In this instance, PJCIS chair Andrew Hastie was up front with his desire for the encryption-busting capabilities of the Bill to be used on targeting drug offenders.
“We use more ice in regional WA than in Sydney or Melbourne, so my point is from an economic perspective, we have a serious problem in this country with ice, and of course, my electorate has a large meth problem,” he said.
“I’ll just put on the record, different perspectives on this question.”
Hastie also rejected comparisons between this Bill and Chinese legislation that force Chinese companies to comply with demands from Beijing, through stating that Australia is a liberal democracy.
Australia’s proposed encryption-busting Bill would be thrown out of a European court, United Nations Special Rapporteur on the right to privacy Joe Cannataci has said.
Government ministers have taken to the airwaves over the weekend to claim Labor is playing games with the proposed Assistance and Access Bill.
Fresh from ignoring experts on the warming of the planet, Australia’s politicians are now ignoring cyber experts.
ASIO will immediately seek to use the legislation when it comes into force.
Australia’s proposed encryption-busting legislation is one of the most significant changes to surveillance laws in a generation, but the government is skimping on the review processes.
Home Affairs Minister Peter Dutton wants proposed legislation allowing police to read encrypted messages made law soon, after a terror plot was foiled.
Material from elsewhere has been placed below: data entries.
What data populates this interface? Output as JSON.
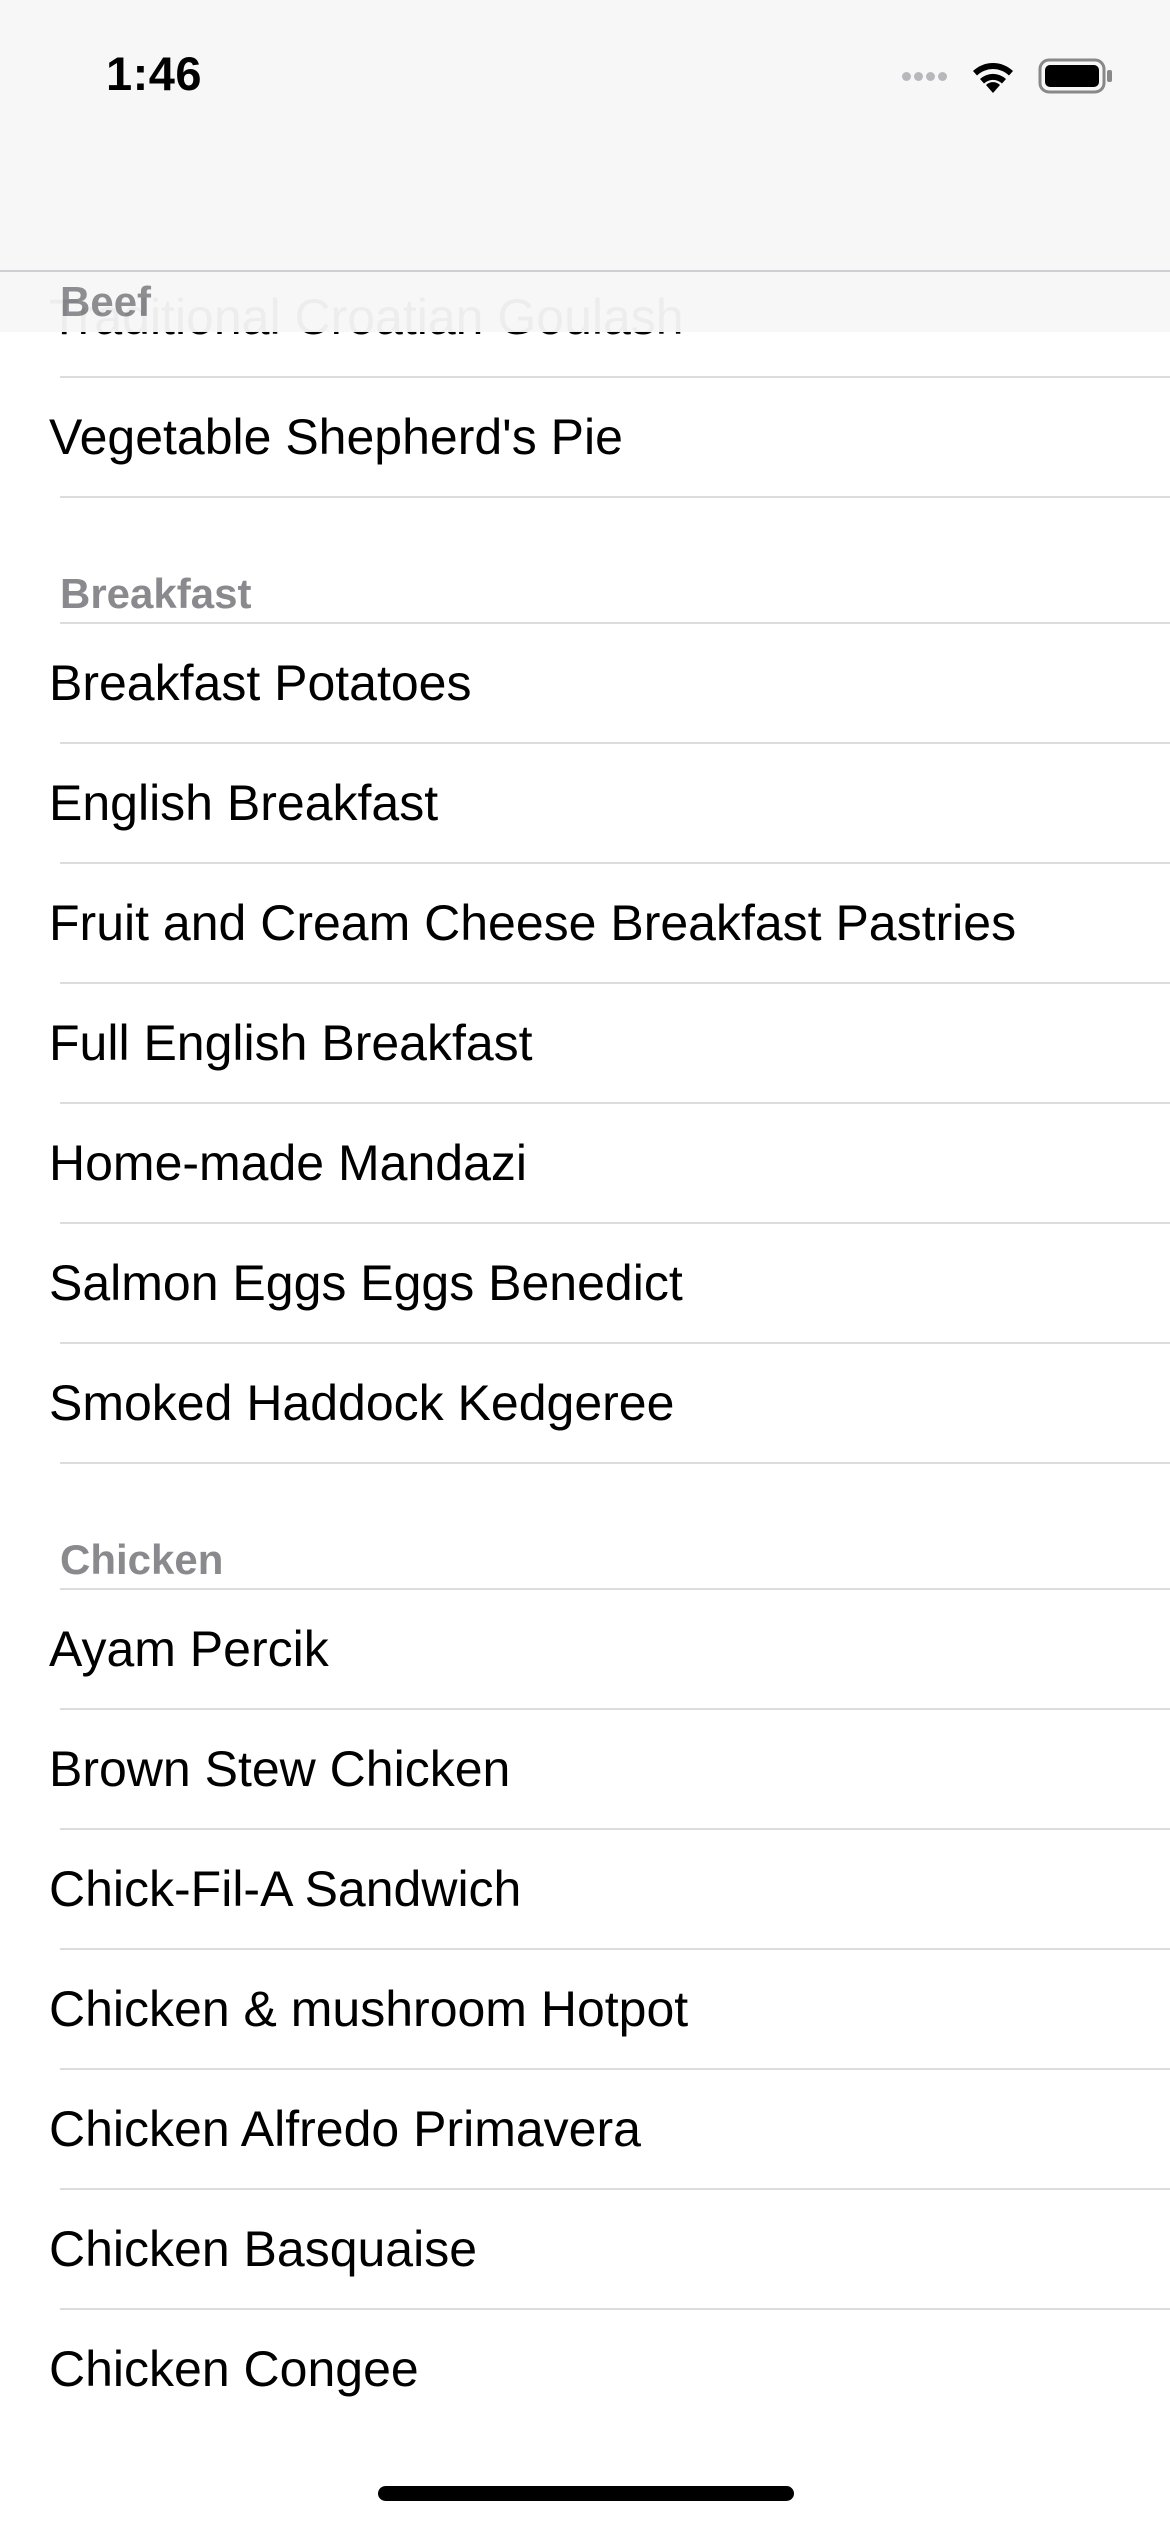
{
  "status_bar": {
    "time": "1:46",
    "icons": [
      "cellular-signal-icon",
      "wifi-icon",
      "battery-icon"
    ]
  },
  "sticky_header": "Beef",
  "partial_row": "Traditional Croatian Goulash",
  "sections": [
    {
      "title": "Beef",
      "items": [
        "Vegetable Shepherd's Pie"
      ]
    },
    {
      "title": "Breakfast",
      "items": [
        "Breakfast Potatoes",
        "English Breakfast",
        "Fruit and Cream Cheese Breakfast Pastries",
        "Full English Breakfast",
        "Home-made Mandazi",
        "Salmon Eggs Eggs Benedict",
        "Smoked Haddock Kedgeree"
      ]
    },
    {
      "title": "Chicken",
      "items": [
        "Ayam Percik",
        "Brown Stew Chicken",
        "Chick-Fil-A Sandwich",
        "Chicken & mushroom Hotpot",
        "Chicken Alfredo Primavera",
        "Chicken Basquaise",
        "Chicken Congee"
      ]
    }
  ],
  "colors": {
    "nav_background": "#f7f7f7",
    "section_header_text": "#8a8a8e",
    "separator": "#dcdcdf",
    "text": "#000000"
  }
}
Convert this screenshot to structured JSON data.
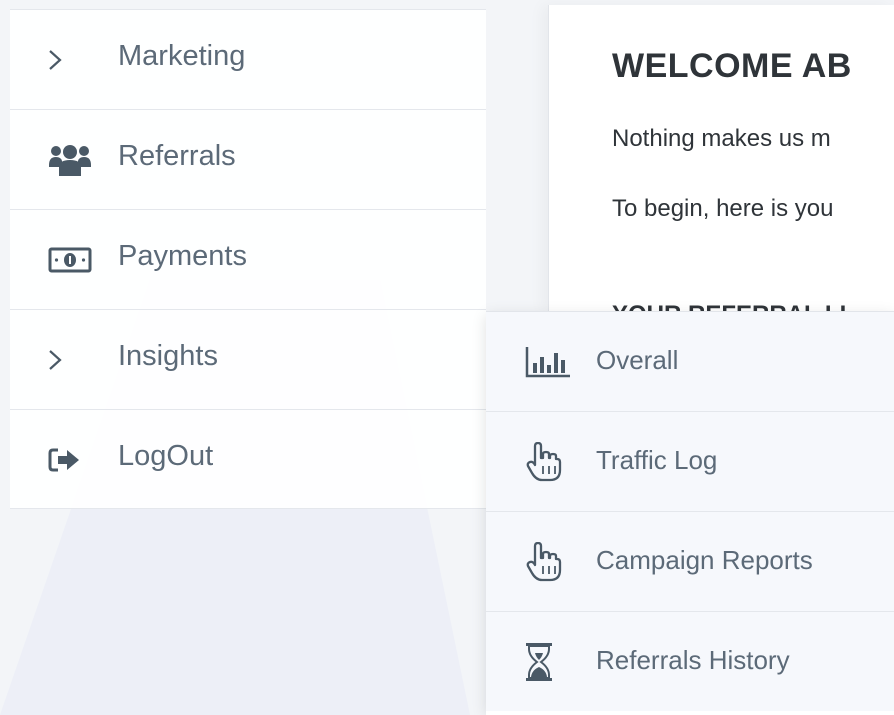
{
  "content": {
    "title": "WELCOME AB",
    "line1": "Nothing makes us m",
    "line2": "To begin, here is you",
    "section_heading": "YOUR REFERRAL LI"
  },
  "sidebar": {
    "items": [
      {
        "label": "Marketing",
        "icon": "chevron-right-icon"
      },
      {
        "label": "Referrals",
        "icon": "users-icon"
      },
      {
        "label": "Payments",
        "icon": "money-bill-icon"
      },
      {
        "label": "Insights",
        "icon": "chevron-right-icon"
      },
      {
        "label": "LogOut",
        "icon": "sign-out-icon"
      }
    ]
  },
  "submenu": {
    "items": [
      {
        "label": "Overall",
        "icon": "bar-chart-icon"
      },
      {
        "label": "Traffic Log",
        "icon": "pointer-hand-icon"
      },
      {
        "label": "Campaign Reports",
        "icon": "pointer-hand-icon"
      },
      {
        "label": "Referrals History",
        "icon": "hourglass-icon"
      }
    ]
  },
  "colors": {
    "icon": "#4a5966",
    "text": "#5c6a78",
    "heading": "#2f3439",
    "background": "#f3f5f8"
  }
}
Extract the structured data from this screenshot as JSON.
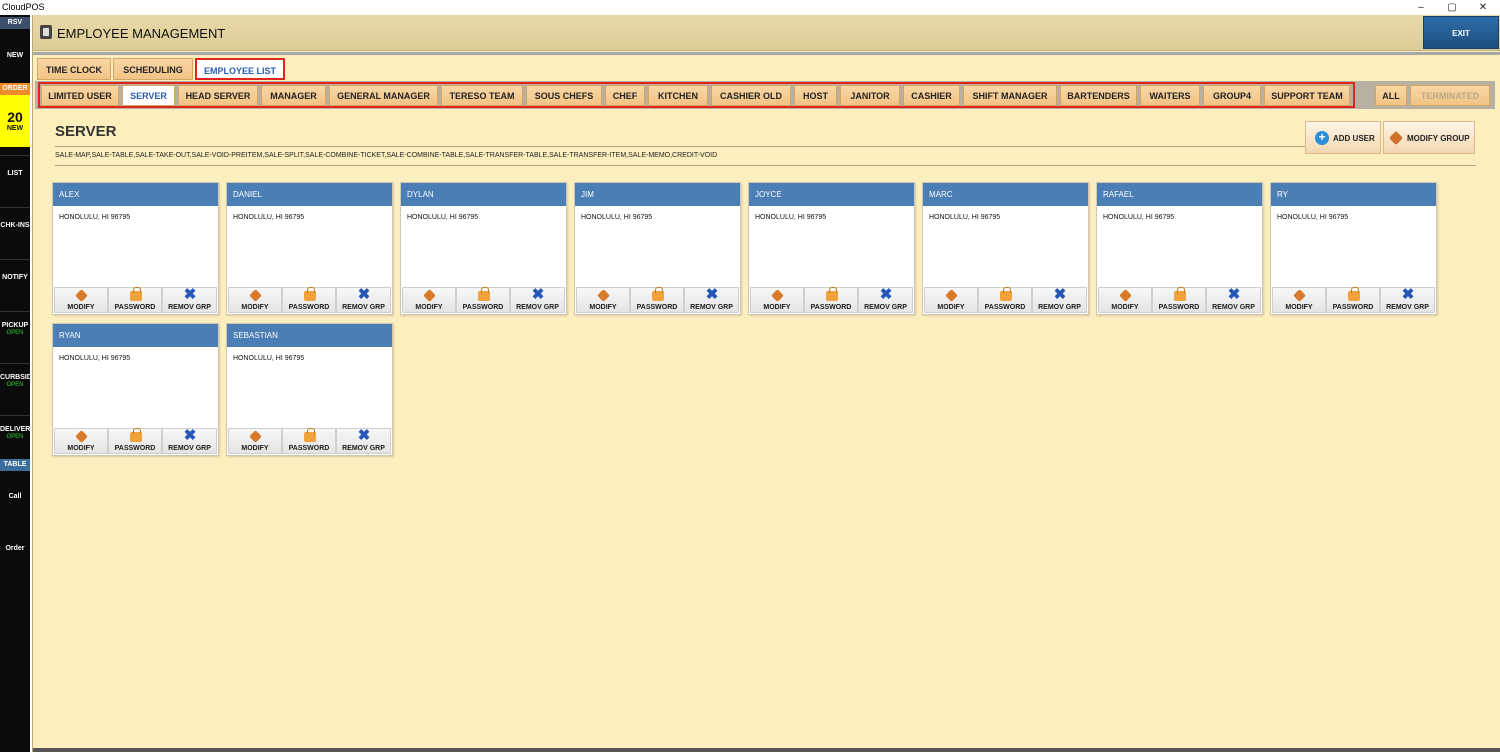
{
  "window": {
    "title": "CloudPOS",
    "minimize": "–",
    "maximize": "▢",
    "close": "✕"
  },
  "sidebar": {
    "rsv": "RSV",
    "new_label": "NEW",
    "order": "ORDER",
    "order_count": "20",
    "order_new": "NEW",
    "list": "LIST",
    "chk_ins": "CHK-INS",
    "notify": "NOTIFY",
    "pickup": "PICKUP",
    "pickup_status": "OPEN",
    "curbside": "CURBSID",
    "curbside_status": "OPEN",
    "delivery": "DELIVER",
    "delivery_status": "OPEN",
    "table": "TABLE",
    "call": "Call",
    "order2": "Order"
  },
  "header": {
    "title": "EMPLOYEE MANAGEMENT",
    "exit": "EXIT"
  },
  "top_tabs": [
    "TIME CLOCK",
    "SCHEDULING",
    "EMPLOYEE LIST"
  ],
  "group_tabs": [
    "LIMITED USER",
    "SERVER",
    "HEAD SERVER",
    "MANAGER",
    "GENERAL MANAGER",
    "TERESO TEAM",
    "SOUS CHEFS",
    "CHEF",
    "KITCHEN",
    "CASHIER OLD",
    "HOST",
    "JANITOR",
    "CASHIER",
    "SHIFT MANAGER",
    "BARTENDERS",
    "WAITERS",
    "GROUP4",
    "SUPPORT TEAM"
  ],
  "filter_tabs": [
    "ALL",
    "TERMINATED"
  ],
  "section": {
    "title": "SERVER",
    "permissions": "SALE-MAP,SALE-TABLE,SALE-TAKE-OUT,SALE-VOID-PREITEM,SALE-SPLIT,SALE-COMBINE-TICKET,SALE-COMBINE-TABLE,SALE-TRANSFER-TABLE,SALE-TRANSFER-ITEM,SALE-MEMO,CREDIT-VOID",
    "add_user": "ADD USER",
    "modify_group": "MODIFY GROUP"
  },
  "card_actions": {
    "modify": "MODIFY",
    "password": "PASSWORD",
    "remove": "REMOV GRP"
  },
  "employees": [
    {
      "name": "ALEX",
      "address": "HONOLULU, HI 96795"
    },
    {
      "name": "DANIEL",
      "address": "HONOLULU, HI 96795"
    },
    {
      "name": "DYLAN",
      "address": "HONOLULU, HI 96795"
    },
    {
      "name": "JIM",
      "address": "HONOLULU, HI 96795"
    },
    {
      "name": "JOYCE",
      "address": "HONOLULU, HI 96795"
    },
    {
      "name": "MARC",
      "address": "HONOLULU, HI 96795"
    },
    {
      "name": "RAFAEL",
      "address": "HONOLULU, HI 96795"
    },
    {
      "name": "RY",
      "address": "HONOLULU, HI 96795"
    },
    {
      "name": "RYAN",
      "address": "HONOLULU, HI 96795"
    },
    {
      "name": "SEBASTIAN",
      "address": "HONOLULU, HI 96795"
    }
  ],
  "colors": {
    "accent": "#e0261c",
    "card_header": "#4a7eb5",
    "background": "#fdeebe",
    "exit_button": "#2d6ea8"
  }
}
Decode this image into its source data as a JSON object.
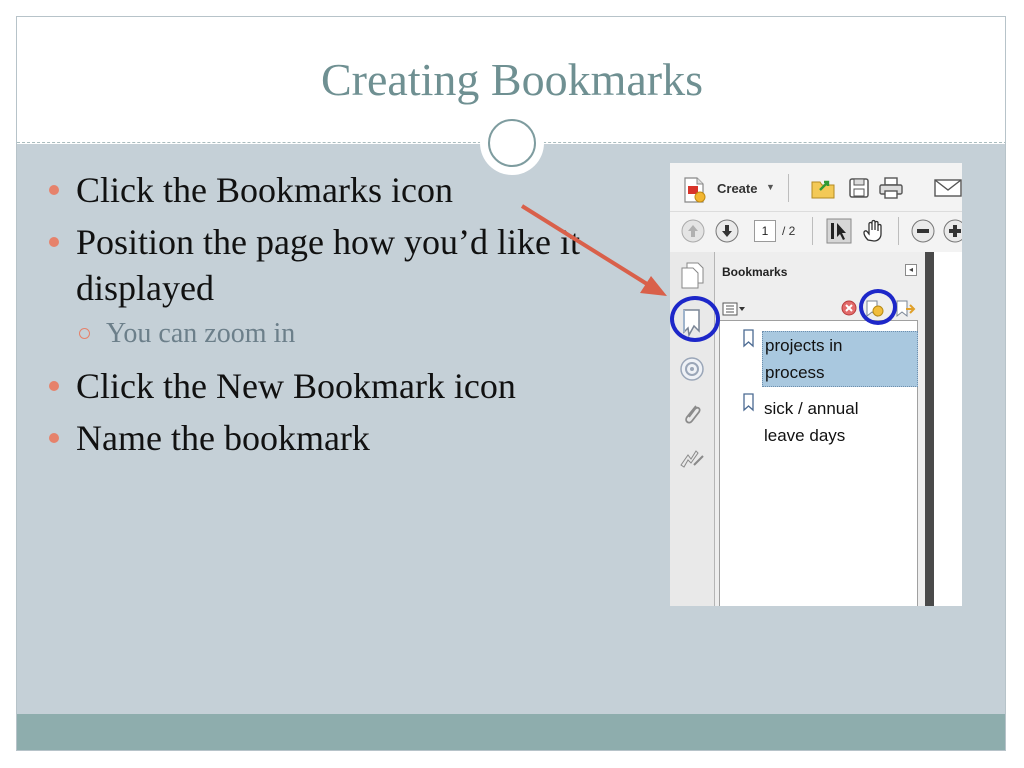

If an Australian company is compelled by legislation to deny that a capability in its products exists, then its assertions are meaningless, security company Senetas has said.